Another example of how a user can interact with the print log 131-3 is as follows. When a print job 500 is printed, the print application 131-2 causes the printer to print out a link (e.g., an identifier) on some portion of the photograph. The portion will likely be on the back of the photograph but may be in any region of the photograph that can be read by a machine. The link is in a form that is machine readable and may be any item suitable for identifying a particular print job 300 of the print log 131-3. For instance, the link could include the file name, date printed, printer used, and the like. When the user happens to have the original or a copy of the print from the print job 300 on hand, and wants to access quickly the print settings for that print job 300, the user uses the camera on his mobile terminal 100 to take a picture of at least the portion of the print containing the link. It should also be noted that a separate camera could be used and the picture loaded into the mobile terminal 100 for analysis. The picture is analyzed (e.g., by the print application 131-2) to determine link information corresponding to the link, and the print log 131-3 is accessed to retrieve the correct print log entry (e.g., a print job 300). In one exemplary embodiment, the link information is a digital version (e.g., ASCII characters) of the link. In another exemplary embodiment, the link information is a data structure comprising information from the link. The link information is any information suitable for use to determine a corresponding print job 300. The access may entail a search for a print job 300 that corresponds to the link. Settings from the print job 300 are then used for a new print job 500. This process of determining print settings from a print of a previously printed print job is useful when the print log 131-3 for the user contains a large number of entries.

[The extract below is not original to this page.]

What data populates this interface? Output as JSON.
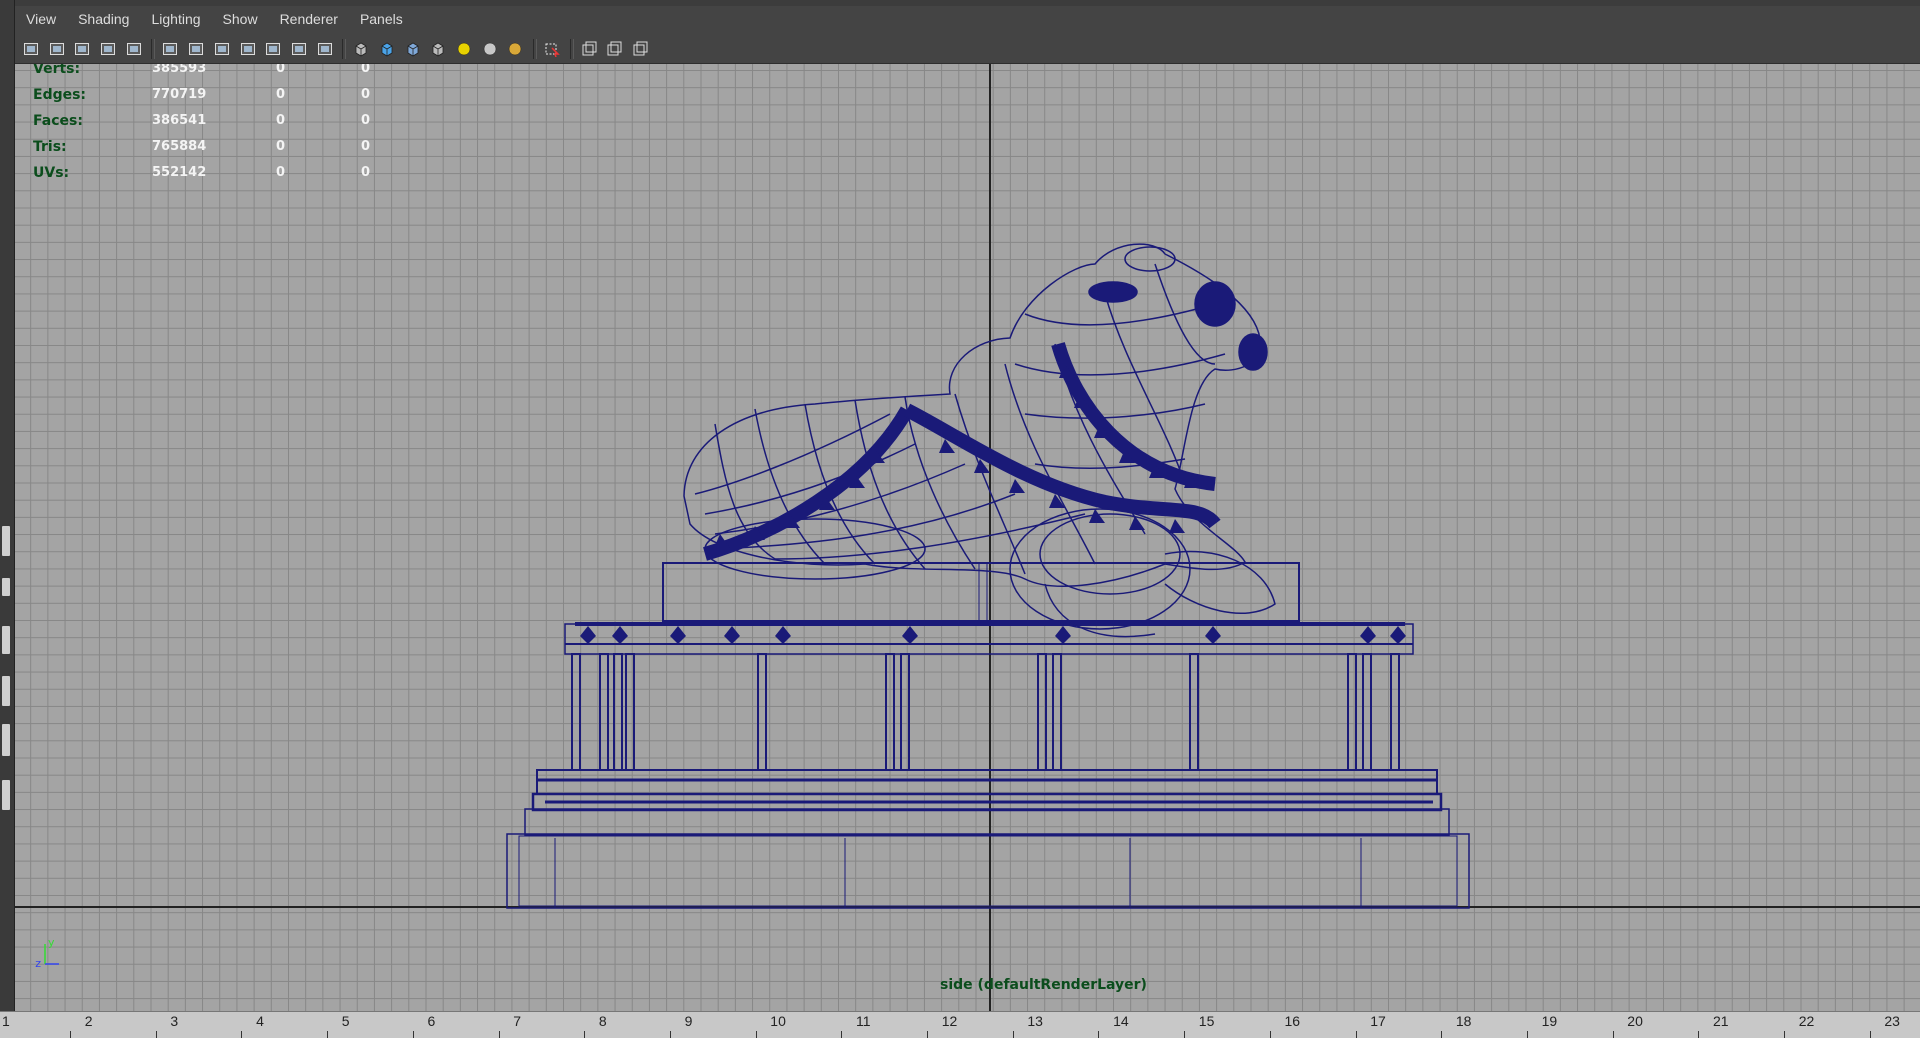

The foregoing description has provided by way of exemplary and non-limiting examples a full and informative description of the best method and apparatus presently contemplated by the inventors for carrying out the invention. However, various modifications and adaptations may become apparent to those skilled in the relevant arts in view of the foregoing description, when read in conjunction with the accompanying drawings and the appended claims. All such and similar modifications of the teachings of this invention will still fall within the scope of this invention. For instance, although mobile terminals have been discussed herein, the present techniques could apply to any apparatus from which a user can print. Another option would be to create a “batch” print job that uses settings from one print job to print a plurality of documents. In this way, an entire set of image documents could be printed using one set of settings from a print job. Although users have been describes as performing actions such as selection of print jobs and sorting the print queue 1314 or print log 131-3, scripts or other automatic programming tools could be used for such actions.

Furthermore, some of the features of the embodiments of this invention could be used to advantage without the corresponding use of other features. As such, the foregoing description should be considered as merely illustrative of the principles of the present invention, and not in limitation thereof.